James S. Weagley, Recreational Consultant ::::
Case Description/Summary: A female high school basketball player was injured while dancing with teammates in the locker room prior to the start of practice. It was reported by the plaintiff and coaching staff, that the girls often danced for fun prior to practice. The plaintiff reports that she was performing a dance move, while lying on the floor, when a teammate rolled a discus toward her. She sustained significant injuries to the genital area. According to medical documentation, she had a surgical procedure to repair deep vaginal lacerations and may require additional surgery at a future date.

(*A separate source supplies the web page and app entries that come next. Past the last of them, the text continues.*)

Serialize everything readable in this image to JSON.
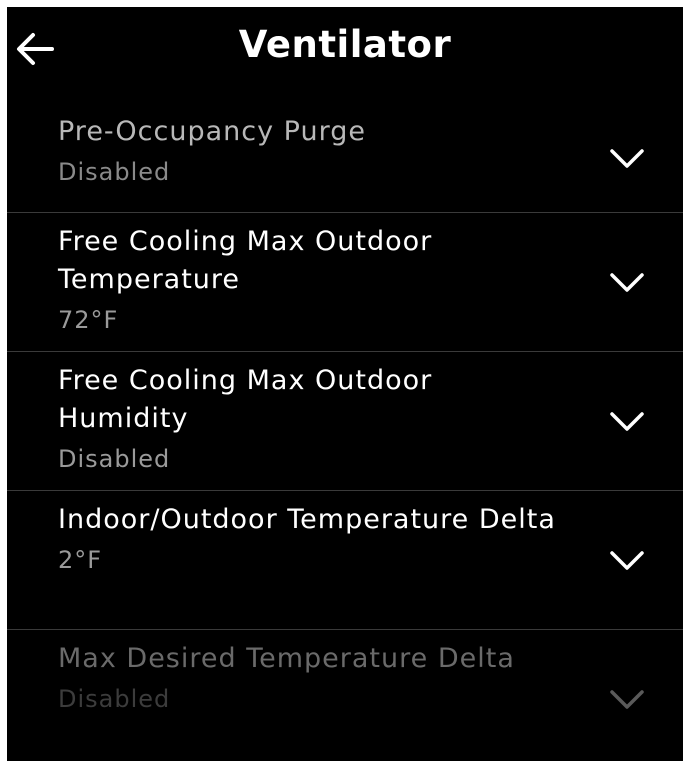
{
  "header": {
    "title": "Ventilator",
    "back_icon": "arrow-left-icon"
  },
  "settings": [
    {
      "label": "Pre-Occupancy Purge",
      "value": "Disabled",
      "icon": "chevron-down-icon"
    },
    {
      "label": "Free Cooling Max Outdoor Temperature",
      "value": "72°F",
      "icon": "chevron-down-icon"
    },
    {
      "label": "Free Cooling Max Outdoor Humidity",
      "value": "Disabled",
      "icon": "chevron-down-icon"
    },
    {
      "label": "Indoor/Outdoor Temperature Delta",
      "value": "2°F",
      "icon": "chevron-down-icon"
    },
    {
      "label": "Max Desired Temperature Delta",
      "value": "Disabled",
      "icon": "chevron-down-icon"
    }
  ],
  "colors": {
    "background": "#000000",
    "text": "#ffffff",
    "secondary_text": "#9a9a9a",
    "divider": "#3a3a3a"
  }
}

Analysis: The coach was experienced, well-respected, and had been the girls’ varsity basketball coach for 6 years. She completed all required training, and advanced her professional expertise by attending several coaching clinics at her own expense each year. All assistant coaching staff was appropriately trained as well.
The high school athletic department had a well-communicated, standard policy for locker room supervision. All coaching staff demonstrated a sound working knowledge of the locker room supervision policy when deposed. This policy was stated in the coach’s handbook and discussed at the pre-season meetings with the coaching staff. The locker room supervision policy applied by the girls’ basketball coaching staff employed a general supervision technique. This policy required a coach to be in the area, and able to respond immediately if a situation required it. Specific supervision, on the other hand, is typically a hands-on approach. Direct supervision might be required if a deviation from safe practices or procedures had been observed, to provide direct feedback on a one to one basis, or to lend direct assistance when a student was attempting a new or particularly dangerous skill. An established locker room supervision policy was in place for the girls’ basketball team. The coaching staff would supervise the girls after school study hall and escort them to the locker room to get changed before practice. While the girls changed, the coaching staff was in the office located in the locker room, with the door open, so they were able to hear the girls. Additionally, they would provide times of direct supervision of the girls by “popping in and out” to check on them.
Opinion: Upon review of the locker room supervision policy, it was determined to be consistent with several schools’ locker room supervision policies. The plan was well-communicated in the coach’s handbook and at pre-season coach’s meetings. Providing indirect supervision of the locker room as the girls changed is sufficient. The coaching staff was in the office, with the door open, which allowed them to hear and respond appropriately to any problems. When needed, the coaches did demonstrate times of active direct supervision when they were in the locker room checking on the girls. There are some who advocate stationing a coach in the locker room to provide direct supervision. A locker room is not an inherently dangerous environment. Additionally, it is an invasion of the student’s privacy and could be misinterpreted as having sexual overtones. Finally, a locker room monitor would not be able to respond to and prevent all accidents. As was the case with the situation described here, these accidents often happen in the blink of an eye. The plaintiff sustained an unfortunate injury resulting from a unique set of circumstances. Although locker room supervision has proven to be a consistently challenging activity for many, many years, the reality is that despite adequate supervision and the best efforts of coaches to provide a safe environment, injuries do occur.
James S. Weagley is a Recreational Consultant with DJS Associates and can be reached via email at experts@forensicDJS.com or via phone at 215-659-2010.